_Given information_.
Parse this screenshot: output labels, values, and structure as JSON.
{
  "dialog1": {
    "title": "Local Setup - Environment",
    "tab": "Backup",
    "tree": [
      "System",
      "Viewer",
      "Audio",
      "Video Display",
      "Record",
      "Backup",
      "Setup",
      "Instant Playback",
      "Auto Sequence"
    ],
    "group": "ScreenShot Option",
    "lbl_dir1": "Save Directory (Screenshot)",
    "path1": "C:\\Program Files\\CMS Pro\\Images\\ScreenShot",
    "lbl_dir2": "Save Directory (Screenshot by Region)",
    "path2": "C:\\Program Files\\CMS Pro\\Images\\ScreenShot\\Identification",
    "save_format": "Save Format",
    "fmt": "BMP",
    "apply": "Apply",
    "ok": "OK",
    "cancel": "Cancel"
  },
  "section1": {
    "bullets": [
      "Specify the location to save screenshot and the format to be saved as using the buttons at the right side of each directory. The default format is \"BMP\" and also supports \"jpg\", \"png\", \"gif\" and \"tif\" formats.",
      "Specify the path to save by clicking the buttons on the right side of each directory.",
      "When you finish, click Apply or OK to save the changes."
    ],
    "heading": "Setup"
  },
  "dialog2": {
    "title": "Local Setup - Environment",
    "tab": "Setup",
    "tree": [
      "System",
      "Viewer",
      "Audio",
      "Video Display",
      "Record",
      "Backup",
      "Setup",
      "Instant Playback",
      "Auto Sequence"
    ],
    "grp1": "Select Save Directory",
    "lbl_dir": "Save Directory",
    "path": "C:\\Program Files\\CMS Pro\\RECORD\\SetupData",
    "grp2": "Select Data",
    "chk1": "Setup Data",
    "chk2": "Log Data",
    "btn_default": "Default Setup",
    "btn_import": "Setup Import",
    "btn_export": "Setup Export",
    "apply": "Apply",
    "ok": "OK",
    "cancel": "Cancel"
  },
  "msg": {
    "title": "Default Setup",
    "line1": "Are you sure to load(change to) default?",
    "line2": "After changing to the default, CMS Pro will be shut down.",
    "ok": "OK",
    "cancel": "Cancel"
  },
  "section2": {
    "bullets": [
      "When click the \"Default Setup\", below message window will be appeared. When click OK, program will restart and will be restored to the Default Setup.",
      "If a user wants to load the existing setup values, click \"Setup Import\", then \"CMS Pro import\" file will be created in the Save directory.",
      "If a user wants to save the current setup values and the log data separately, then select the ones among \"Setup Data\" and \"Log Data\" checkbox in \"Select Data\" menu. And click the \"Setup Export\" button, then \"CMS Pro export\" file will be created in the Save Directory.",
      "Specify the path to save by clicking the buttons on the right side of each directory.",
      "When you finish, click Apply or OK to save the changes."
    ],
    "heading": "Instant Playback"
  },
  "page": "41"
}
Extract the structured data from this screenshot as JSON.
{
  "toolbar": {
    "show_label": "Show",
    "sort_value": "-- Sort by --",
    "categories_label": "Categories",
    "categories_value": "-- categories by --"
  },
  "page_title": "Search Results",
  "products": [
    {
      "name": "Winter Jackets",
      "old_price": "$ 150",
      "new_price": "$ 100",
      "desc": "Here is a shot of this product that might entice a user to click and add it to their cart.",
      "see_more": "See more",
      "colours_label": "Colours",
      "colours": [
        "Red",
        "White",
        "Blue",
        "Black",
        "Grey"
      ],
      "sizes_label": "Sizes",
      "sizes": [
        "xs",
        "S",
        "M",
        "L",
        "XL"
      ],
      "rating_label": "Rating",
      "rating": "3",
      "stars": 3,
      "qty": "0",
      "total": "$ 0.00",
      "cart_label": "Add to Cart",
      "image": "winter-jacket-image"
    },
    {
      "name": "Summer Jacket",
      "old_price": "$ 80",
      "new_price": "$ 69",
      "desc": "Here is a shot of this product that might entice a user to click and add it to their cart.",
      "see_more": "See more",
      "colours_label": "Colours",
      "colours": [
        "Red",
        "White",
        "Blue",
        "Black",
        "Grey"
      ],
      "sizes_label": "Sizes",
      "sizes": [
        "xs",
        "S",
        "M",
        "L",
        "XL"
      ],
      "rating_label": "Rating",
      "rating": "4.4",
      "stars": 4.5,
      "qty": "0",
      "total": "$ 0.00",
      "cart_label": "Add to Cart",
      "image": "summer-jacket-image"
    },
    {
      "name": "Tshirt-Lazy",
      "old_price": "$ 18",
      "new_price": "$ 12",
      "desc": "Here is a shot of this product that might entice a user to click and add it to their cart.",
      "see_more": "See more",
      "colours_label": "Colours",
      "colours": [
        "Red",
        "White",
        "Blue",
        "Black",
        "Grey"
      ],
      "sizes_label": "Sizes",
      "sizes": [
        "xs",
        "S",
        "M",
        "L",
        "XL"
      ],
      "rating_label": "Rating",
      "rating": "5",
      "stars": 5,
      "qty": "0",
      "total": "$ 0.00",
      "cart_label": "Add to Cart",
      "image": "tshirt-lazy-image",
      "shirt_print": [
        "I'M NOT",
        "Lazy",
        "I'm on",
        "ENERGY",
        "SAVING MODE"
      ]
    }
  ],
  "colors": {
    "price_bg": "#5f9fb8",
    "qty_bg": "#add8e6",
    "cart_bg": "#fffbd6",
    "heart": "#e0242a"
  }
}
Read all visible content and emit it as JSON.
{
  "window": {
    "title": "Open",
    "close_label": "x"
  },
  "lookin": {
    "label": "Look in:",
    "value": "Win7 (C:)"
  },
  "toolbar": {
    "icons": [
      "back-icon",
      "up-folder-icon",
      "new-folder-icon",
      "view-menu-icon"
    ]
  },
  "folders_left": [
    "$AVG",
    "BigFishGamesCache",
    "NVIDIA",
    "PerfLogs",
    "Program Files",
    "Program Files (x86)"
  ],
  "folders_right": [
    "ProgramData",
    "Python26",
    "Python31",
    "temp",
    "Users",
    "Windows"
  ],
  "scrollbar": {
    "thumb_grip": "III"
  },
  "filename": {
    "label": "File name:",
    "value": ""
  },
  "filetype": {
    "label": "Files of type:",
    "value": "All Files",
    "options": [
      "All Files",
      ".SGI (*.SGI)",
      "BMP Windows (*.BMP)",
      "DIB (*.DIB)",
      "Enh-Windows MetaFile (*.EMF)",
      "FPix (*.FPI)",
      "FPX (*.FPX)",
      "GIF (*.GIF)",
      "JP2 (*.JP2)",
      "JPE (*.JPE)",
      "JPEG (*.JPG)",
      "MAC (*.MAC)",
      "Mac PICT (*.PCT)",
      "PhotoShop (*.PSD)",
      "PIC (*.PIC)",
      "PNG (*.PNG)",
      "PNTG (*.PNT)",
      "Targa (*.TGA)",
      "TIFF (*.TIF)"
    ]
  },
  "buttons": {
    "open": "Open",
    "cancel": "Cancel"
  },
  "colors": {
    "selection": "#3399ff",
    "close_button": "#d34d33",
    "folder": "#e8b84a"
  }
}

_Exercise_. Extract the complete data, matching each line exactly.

_Solution to this problem_.
Parse this screenshot: output labels, values, and structure as JSON.
{
  "dialog1": {
    "title": "Local Setup - Environment",
    "tab": "Backup",
    "tree": [
      "System",
      "Viewer",
      "Audio",
      "Video Display",
      "Record",
      "Backup",
      "Setup",
      "Instant Playback",
      "Auto Sequence"
    ],
    "group": "ScreenShot Option",
    "lbl_dir1": "Save Directory (Screenshot)",
    "path1": "C:\\Program Files\\CMS Pro\\Images\\ScreenShot",
    "lbl_dir2": "Save Directory (Screenshot by Region)",
    "path2": "C:\\Program Files\\CMS Pro\\Images\\ScreenShot\\Identification",
    "save_format": "Save Format",
    "fmt": "BMP",
    "apply": "Apply",
    "ok": "OK",
    "cancel": "Cancel"
  },
  "section1": {
    "bullets": [
      "Specify the location to save screenshot and the format to be saved as using the buttons at the right side of each directory. The default format is \"BMP\" and also supports \"jpg\", \"png\", \"gif\" and \"tif\" formats.",
      "Specify the path to save by clicking the buttons on the right side of each directory.",
      "When you finish, click Apply or OK to save the changes."
    ],
    "heading": "Setup"
  },
  "dialog2": {
    "title": "Local Setup - Environment",
    "tab": "Setup",
    "tree": [
      "System",
      "Viewer",
      "Audio",
      "Video Display",
      "Record",
      "Backup",
      "Setup",
      "Instant Playback",
      "Auto Sequence"
    ],
    "grp1": "Select Save Directory",
    "lbl_dir": "Save Directory",
    "path": "C:\\Program Files\\CMS Pro\\RECORD\\SetupData",
    "grp2": "Select Data",
    "chk1": "Setup Data",
    "chk2": "Log Data",
    "btn_default": "Default Setup",
    "btn_import": "Setup Import",
    "btn_export": "Setup Export",
    "apply": "Apply",
    "ok": "OK",
    "cancel": "Cancel"
  },
  "msg": {
    "title": "Default Setup",
    "line1": "Are you sure to load(change to) default?",
    "line2": "After changing to the default, CMS Pro will be shut down.",
    "ok": "OK",
    "cancel": "Cancel"
  },
  "section2": {
    "bullets": [
      "When click the \"Default Setup\", below message window will be appeared. When click OK, program will restart and will be restored to the Default Setup.",
      "If a user wants to load the existing setup values, click \"Setup Import\", then \"CMS Pro import\" file will be created in the Save directory.",
      "If a user wants to save the current setup values and the log data separately, then select the ones among \"Setup Data\" and \"Log Data\" checkbox in \"Select Data\" menu. And click the \"Setup Export\" button, then \"CMS Pro export\" file will be created in the Save Directory.",
      "Specify the path to save by clicking the buttons on the right side of each directory.",
      "When you finish, click Apply or OK to save the changes."
    ],
    "heading": "Instant Playback"
  },
  "page": "41"
}
Extract the structured data from this screenshot as JSON.
{
  "toolbar": {
    "show_label": "Show",
    "sort_value": "-- Sort by --",
    "categories_label": "Categories",
    "categories_value": "-- categories by --"
  },
  "page_title": "Search Results",
  "products": [
    {
      "name": "Winter Jackets",
      "old_price": "$ 150",
      "new_price": "$ 100",
      "desc": "Here is a shot of this product that might entice a user to click and add it to their cart.",
      "see_more": "See more",
      "colours_label": "Colours",
      "colours": [
        "Red",
        "White",
        "Blue",
        "Black",
        "Grey"
      ],
      "sizes_label": "Sizes",
      "sizes": [
        "xs",
        "S",
        "M",
        "L",
        "XL"
      ],
      "rating_label": "Rating",
      "rating": "3",
      "stars": 3,
      "qty": "0",
      "total": "$ 0.00",
      "cart_label": "Add to Cart",
      "image": "winter-jacket-image"
    },
    {
      "name": "Summer Jacket",
      "old_price": "$ 80",
      "new_price": "$ 69",
      "desc": "Here is a shot of this product that might entice a user to click and add it to their cart.",
      "see_more": "See more",
      "colours_label": "Colours",
      "colours": [
        "Red",
        "White",
        "Blue",
        "Black",
        "Grey"
      ],
      "sizes_label": "Sizes",
      "sizes": [
        "xs",
        "S",
        "M",
        "L",
        "XL"
      ],
      "rating_label": "Rating",
      "rating": "4.4",
      "stars": 4.5,
      "qty": "0",
      "total": "$ 0.00",
      "cart_label": "Add to Cart",
      "image": "summer-jacket-image"
    },
    {
      "name": "Tshirt-Lazy",
      "old_price": "$ 18",
      "new_price": "$ 12",
      "desc": "Here is a shot of this product that might entice a user to click and add it to their cart.",
      "see_more": "See more",
      "colours_label": "Colours",
      "colours": [
        "Red",
        "White",
        "Blue",
        "Black",
        "Grey"
      ],
      "sizes_label": "Sizes",
      "sizes": [
        "xs",
        "S",
        "M",
        "L",
        "XL"
      ],
      "rating_label": "Rating",
      "rating": "5",
      "stars": 5,
      "qty": "0",
      "total": "$ 0.00",
      "cart_label": "Add to Cart",
      "image": "tshirt-lazy-image",
      "shirt_print": [
        "I'M NOT",
        "Lazy",
        "I'm on",
        "ENERGY",
        "SAVING MODE"
      ]
    }
  ],
  "colors": {
    "price_bg": "#5f9fb8",
    "qty_bg": "#add8e6",
    "cart_bg": "#fffbd6",
    "heart": "#e0242a"
  }
}
Read all visible content and emit it as JSON.
{
  "window": {
    "title": "Open",
    "close_label": "x"
  },
  "lookin": {
    "label": "Look in:",
    "value": "Win7 (C:)"
  },
  "toolbar": {
    "icons": [
      "back-icon",
      "up-folder-icon",
      "new-folder-icon",
      "view-menu-icon"
    ]
  },
  "folders_left": [
    "$AVG",
    "BigFishGamesCache",
    "NVIDIA",
    "PerfLogs",
    "Program Files",
    "Program Files (x86)"
  ],
  "folders_right": [
    "ProgramData",
    "Python26",
    "Python31",
    "temp",
    "Users",
    "Windows"
  ],
  "scrollbar": {
    "thumb_grip": "III"
  },
  "filename": {
    "label": "File name:",
    "value": ""
  },
  "filetype": {
    "label": "Files of type:",
    "value": "All Files",
    "options": [
      "All Files",
      ".SGI (*.SGI)",
      "BMP Windows (*.BMP)",
      "DIB (*.DIB)",
      "Enh-Windows MetaFile (*.EMF)",
      "FPix (*.FPI)",
      "FPX (*.FPX)",
      "GIF (*.GIF)",
      "JP2 (*.JP2)",
      "JPE (*.JPE)",
      "JPEG (*.JPG)",
      "MAC (*.MAC)",
      "Mac PICT (*.PCT)",
      "PhotoShop (*.PSD)",
      "PIC (*.PIC)",
      "PNG (*.PNG)",
      "PNTG (*.PNT)",
      "Targa (*.TGA)",
      "TIFF (*.TIF)"
    ]
  },
  "buttons": {
    "open": "Open",
    "cancel": "Cancel"
  },
  "colors": {
    "selection": "#3399ff",
    "close_button": "#d34d33",
    "folder": "#e8b84a"
  }
}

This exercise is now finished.